225.922: Ehrman, Bart D. Peter, Paul, and Mary Magdalene: The Followers of Jesus in History and Legend. Oxford: Oxford University Press, 2006. 260 pp. ISBN 0-19-530013-0.

The whole Dewey system is white-centric and Christian-centric. Unfortunately, that’s just how it goes. An undue amount of the 200s is taken over by Christianity, its history, and its pieces and parts. Christian Art gets 246, Jesus occupies 232, and the Bible gets all of the 220s. Since the subjects of today’s book are all New Testament folk, they get a nice spot at 225. I’m not saying I agree with it (Judaism and Islam deserve equal shares, too), but we live with it and do the best we can.

Bart Ehrman’s Peter, Paul, and Mary Magdalene was a real eye-opener. Not because it made me “see the light,” but rather due to the massive amount of non-canonical Early Church material that didn’t make it into the traditional Bible. Ehrman explores the history and legends around the three titular characters, parsing each canonical text and each apocryphal one to find out as much as possible about these three leaders.

One must understand that these were real historical figures once you strip away the miracles and divine interventions. They lived, loved, and wrote about their surroundings and their faith (except Mary–she couldn’t write). Paul was a curmudgeonly old lawyer until he turned to Christ and his teachings. Peter was a lowly fisherman; Mary, a Jewish sinner. The book gives a rich history of first century BCE Judaism and the centuries thereafter. My first foray into the religion books was exceedingly informative to say the least. For those who haven’t read any Early Church history, I urge you to, regardless of your faith.

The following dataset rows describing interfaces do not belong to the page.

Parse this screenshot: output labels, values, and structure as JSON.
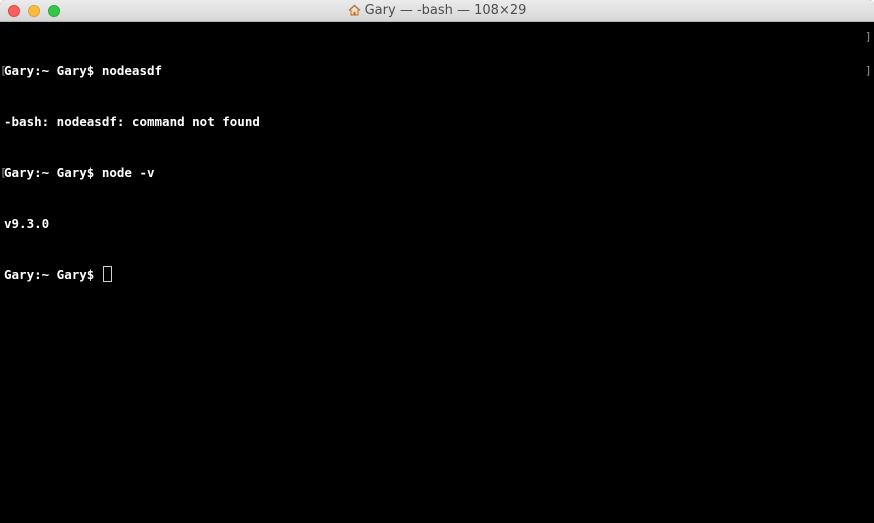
{
  "window": {
    "title": "Gary — -bash — 108×29",
    "title_icon": "home-icon"
  },
  "terminal": {
    "lines": [
      "Gary:~ Gary$ nodeasdf",
      "-bash: nodeasdf: command not found",
      "Gary:~ Gary$ node -v",
      "v9.3.0",
      "Gary:~ Gary$ "
    ],
    "marked_lines": [
      0,
      2
    ],
    "cursor": "block"
  },
  "colors": {
    "background": "#000000",
    "text": "#ffffff",
    "close": "#fc605c",
    "minimize": "#fdbc40",
    "zoom": "#34c84a"
  }
}
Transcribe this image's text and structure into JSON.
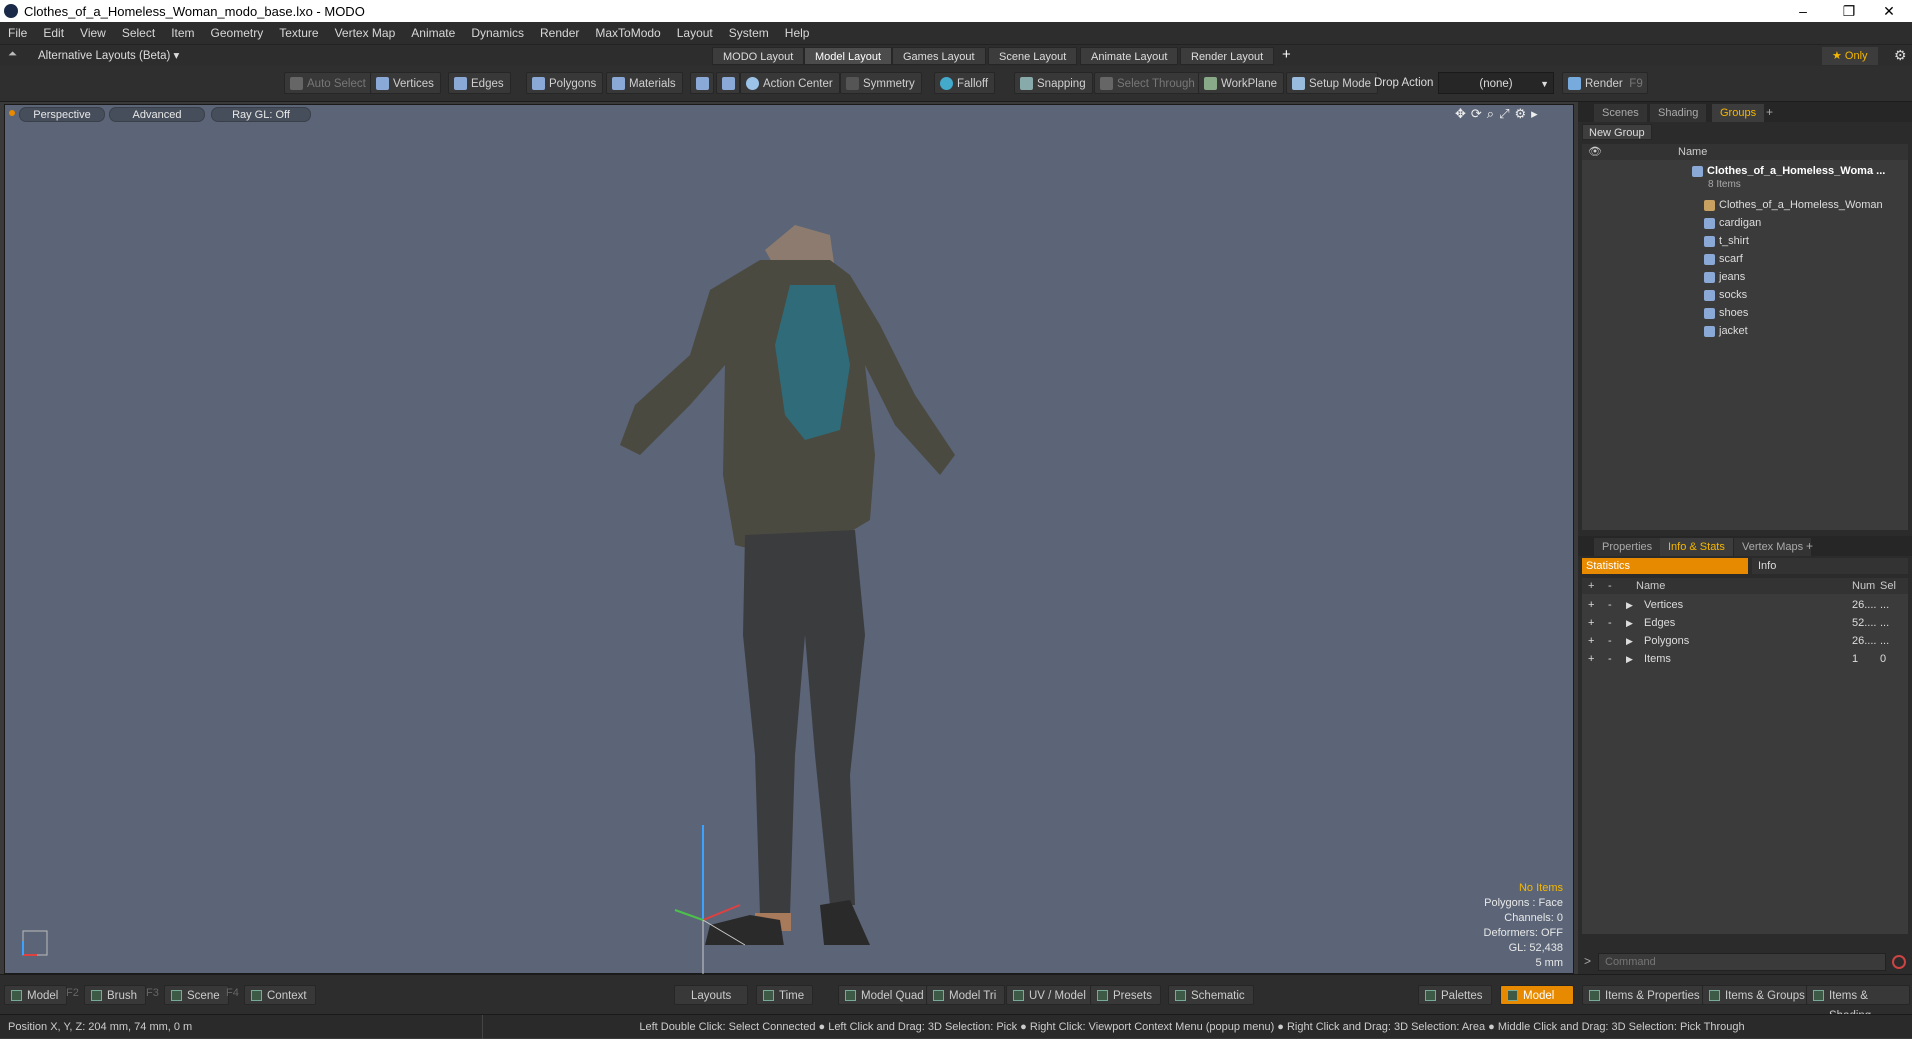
{
  "window": {
    "title": "Clothes_of_a_Homeless_Woman_modo_base.lxo - MODO",
    "minimize": "–",
    "restore": "❐",
    "close": "✕"
  },
  "menu": [
    "File",
    "Edit",
    "View",
    "Select",
    "Item",
    "Geometry",
    "Texture",
    "Vertex Map",
    "Animate",
    "Dynamics",
    "Render",
    "MaxToModo",
    "Layout",
    "System",
    "Help"
  ],
  "layouts": {
    "dropdown": "Alternative Layouts (Beta) ▾",
    "tabs": [
      "MODO Layout",
      "Model Layout",
      "Games Layout",
      "Scene Layout",
      "Animate Layout",
      "Render Layout"
    ],
    "add": "+",
    "only": "★  Only"
  },
  "toolbar": {
    "auto_select": "Auto Select",
    "vertices": "Vertices",
    "edges": "Edges",
    "polygons": "Polygons",
    "materials": "Materials",
    "action_center": "Action Center",
    "symmetry": "Symmetry",
    "falloff": "Falloff",
    "snapping": "Snapping",
    "select_through": "Select Through",
    "workplane": "WorkPlane",
    "setup_mode": "Setup Mode",
    "drop_action": "Drop Action",
    "drop_value": "(none)",
    "render": "Render",
    "render_key": "F9"
  },
  "viewport": {
    "perspective": "Perspective",
    "advanced": "Advanced",
    "raygl": "Ray GL: Off",
    "info": {
      "items": "No Items",
      "polygons": "Polygons : Face",
      "channels": "Channels: 0",
      "deformers": "Deformers: OFF",
      "gl": "GL: 52,438",
      "unit": "5 mm"
    }
  },
  "scene_panel": {
    "tabs": [
      "Scenes",
      "Shading",
      "Groups"
    ],
    "add": "+",
    "new_group": "New Group",
    "name_col": "Name",
    "root": "Clothes_of_a_Homeless_Woma ...",
    "root_count": "8 Items",
    "items": [
      "Clothes_of_a_Homeless_Woman",
      "cardigan",
      "t_shirt",
      "scarf",
      "jeans",
      "socks",
      "shoes",
      "jacket"
    ]
  },
  "props_panel": {
    "tabs": [
      "Properties",
      "Info & Stats",
      "Vertex Maps"
    ],
    "add": "+",
    "statistics": "Statistics",
    "info": "Info",
    "cols": {
      "name": "Name",
      "num": "Num",
      "sel": "Sel"
    },
    "rows": [
      {
        "name": "Vertices",
        "num": "26....",
        "sel": "..."
      },
      {
        "name": "Edges",
        "num": "52....",
        "sel": "..."
      },
      {
        "name": "Polygons",
        "num": "26....",
        "sel": "..."
      },
      {
        "name": "Items",
        "num": "1",
        "sel": "0"
      }
    ]
  },
  "command": {
    "placeholder": "Command",
    "prompt": ">"
  },
  "bottom": {
    "model": "Model",
    "f2": "F2",
    "brush": "Brush",
    "f3": "F3",
    "scene": "Scene",
    "f4": "F4",
    "context": "Context",
    "layouts": "Layouts",
    "time": "Time",
    "model_quad": "Model Quad",
    "model_tri": "Model Tri",
    "uv_model": "UV / Model",
    "presets": "Presets",
    "schematic": "Schematic",
    "palettes": "Palettes",
    "model_active": "Model",
    "items_props": "Items & Properties",
    "items_groups": "Items & Groups",
    "items_shading": "Items & Shading"
  },
  "status": {
    "position": "Position X, Y, Z:   204 mm, 74 mm, 0 m",
    "hint": "Left Double Click: Select Connected ● Left Click and Drag: 3D Selection: Pick ● Right Click: Viewport Context Menu (popup menu) ● Right Click and Drag: 3D Selection: Area ● Middle Click and Drag: 3D Selection: Pick Through"
  }
}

Of special interest is the possible argument that without Mary and her witnessing of Jesus rising from the tomb, there would be no Christianity. (The other argument is that Peter started the whole thing.) Christianity does not become powerful among the region until people hear and believe that he rose from the grave as proof of God’s power. All in all, he makes a compelling case without resorting to didactic prose.